But one way or another, we meet in faith.  We bring ourselves, and we get changed by our gathering.  Even if we cannot say anything more insightful, we meet to express our faith in the internal change we experience.  And we express our faith by being constant, as we try to have that integrity that makes us equally patient, generous, warm, sensible, responsive and yes compassionate, wherever we are, whether we are in other people’s sight or not.

Sunday, 12 August 2018

First baby naming in Ringwood Meeting House for at least 40 years #Unitarians

After our gathering for reverence on 12th August 2018, the Meeting House became the host for a baby naming ceremony.  It was with great pleasure that we welcomed a couple, whose wedding in 2014 had also been the first wedding to be held in the Meeting House for at least forty years, with their son and the usual cohort of god-parents.

Our president involved everyone, inviting those of 11 years and under to come and change the ordinary tap water into blessed water for the ceremony.  The children each poured some water into the 90 year old font, then made it special by placing their fingers in the font along with their wish for the the baby being dedicated.  The assembled company asked for divine blessing on the water and, through it, the baby.

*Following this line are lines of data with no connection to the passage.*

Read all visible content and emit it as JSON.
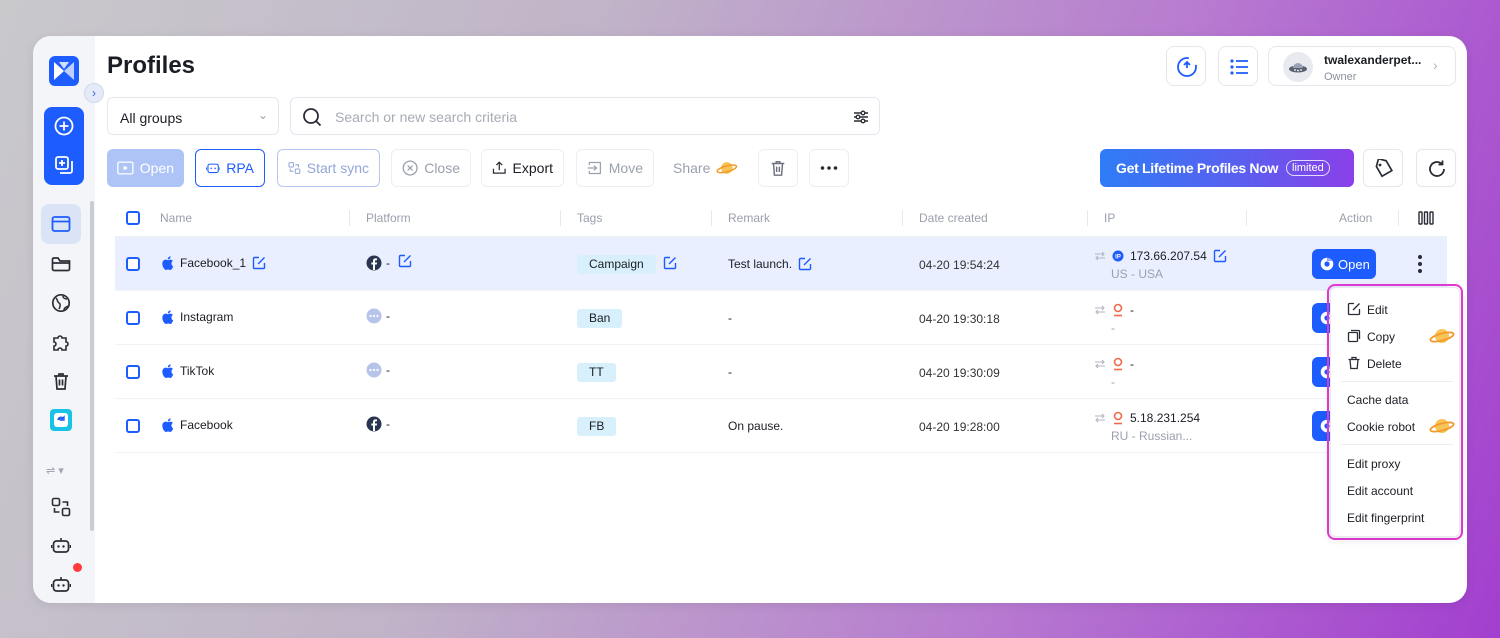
{
  "header": {
    "title": "Profiles"
  },
  "user": {
    "name": "twalexanderpet...",
    "role": "Owner"
  },
  "filters": {
    "group_selected": "All groups",
    "search_placeholder": "Search or new search criteria"
  },
  "toolbar": {
    "open": "Open",
    "rpa": "RPA",
    "start_sync": "Start sync",
    "close": "Close",
    "export": "Export",
    "move": "Move",
    "share": "Share",
    "promo_text": "Get Lifetime Profiles Now",
    "promo_badge": "limited"
  },
  "table": {
    "columns": {
      "name": "Name",
      "platform": "Platform",
      "tags": "Tags",
      "remark": "Remark",
      "date_created": "Date created",
      "ip": "IP",
      "action": "Action"
    },
    "open_label": "Open",
    "rows": [
      {
        "name": "Facebook_1",
        "platform_icon": "facebook-icon",
        "platform": "-",
        "tag": "Campaign",
        "remark": "Test launch.",
        "date": "04-20 19:54:24",
        "ip": "173.66.207.54",
        "location": "US - USA",
        "selected": true
      },
      {
        "name": "Instagram",
        "platform_icon": "more-circle-icon",
        "platform": "-",
        "tag": "Ban",
        "remark": "-",
        "date": "04-20 19:30:18",
        "ip": "-",
        "location": "-",
        "selected": false
      },
      {
        "name": "TikTok",
        "platform_icon": "more-circle-icon",
        "platform": "-",
        "tag": "TT",
        "remark": "-",
        "date": "04-20 19:30:09",
        "ip": "-",
        "location": "-",
        "selected": false
      },
      {
        "name": "Facebook",
        "platform_icon": "facebook-icon",
        "platform": "-",
        "tag": "FB",
        "remark": "On pause.",
        "date": "04-20 19:28:00",
        "ip": "5.18.231.254",
        "location": "RU - Russian...",
        "selected": false
      }
    ]
  },
  "context_menu": {
    "edit": "Edit",
    "copy": "Copy",
    "delete": "Delete",
    "cache_data": "Cache data",
    "cookie_robot": "Cookie robot",
    "edit_proxy": "Edit proxy",
    "edit_account": "Edit account",
    "edit_fingerprint": "Edit fingerprint"
  },
  "colors": {
    "accent": "#1d5cff",
    "highlight": "#e43cd7",
    "tag_bg": "#d8f0fb",
    "selected_row": "#e9efff"
  }
}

A happy occasion that we hope to see repeated in the Meeting House in the coming years!